To our surprise, we found that areas of the brain associated with unpleasant or aversive emotions and memories became significantly less active during the scratching," Wake Forest University's Gil Yosipovitch, MD, says in a news release.
"Of course, scratching is not recommended because it can damage the skin. But understanding how the process works could lead to new treatments," adds Yosipovitch.
Yosipovitch and colleagues studied 13 healthy adults (average age: 28). Participants weren't itchy, but they got their lower right leg gently scratched by a researcher wielding a medical brush.
Participants got brain scans before, during, and after the scratching sessions. Those brain scans showed that certain brain areas were particularly active during scratching, while other brain regions became less active during scratching.
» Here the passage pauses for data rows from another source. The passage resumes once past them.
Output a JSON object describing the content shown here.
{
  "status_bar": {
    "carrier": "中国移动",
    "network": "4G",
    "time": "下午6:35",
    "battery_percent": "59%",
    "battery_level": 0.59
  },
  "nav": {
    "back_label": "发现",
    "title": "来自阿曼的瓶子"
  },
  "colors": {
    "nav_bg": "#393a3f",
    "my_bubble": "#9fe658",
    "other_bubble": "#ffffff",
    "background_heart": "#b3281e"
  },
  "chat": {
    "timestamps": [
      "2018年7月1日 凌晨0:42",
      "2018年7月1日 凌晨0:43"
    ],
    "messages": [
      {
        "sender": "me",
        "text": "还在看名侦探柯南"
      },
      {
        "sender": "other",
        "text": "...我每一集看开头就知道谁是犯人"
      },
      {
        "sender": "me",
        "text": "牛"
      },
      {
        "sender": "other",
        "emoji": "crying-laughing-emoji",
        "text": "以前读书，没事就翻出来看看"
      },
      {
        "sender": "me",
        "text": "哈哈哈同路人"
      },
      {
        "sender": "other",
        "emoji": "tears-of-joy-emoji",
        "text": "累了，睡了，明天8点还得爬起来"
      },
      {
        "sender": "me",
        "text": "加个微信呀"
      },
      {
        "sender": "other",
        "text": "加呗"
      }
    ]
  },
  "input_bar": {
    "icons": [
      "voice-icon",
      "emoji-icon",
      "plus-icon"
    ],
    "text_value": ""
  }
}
Those patterns may explain why scratching can feel good and be rewarding, the researchers note. But it will take more work to see if the brain behaves the same way in people dealing with itchiness (pruritus).
Their findings appear in today's advance online edition of the Journal of Investigative Dermatology.
By Miranda Hitti
Reviewed by Louise Chang
©2005-2006 WebMD, Inc. All rights reserved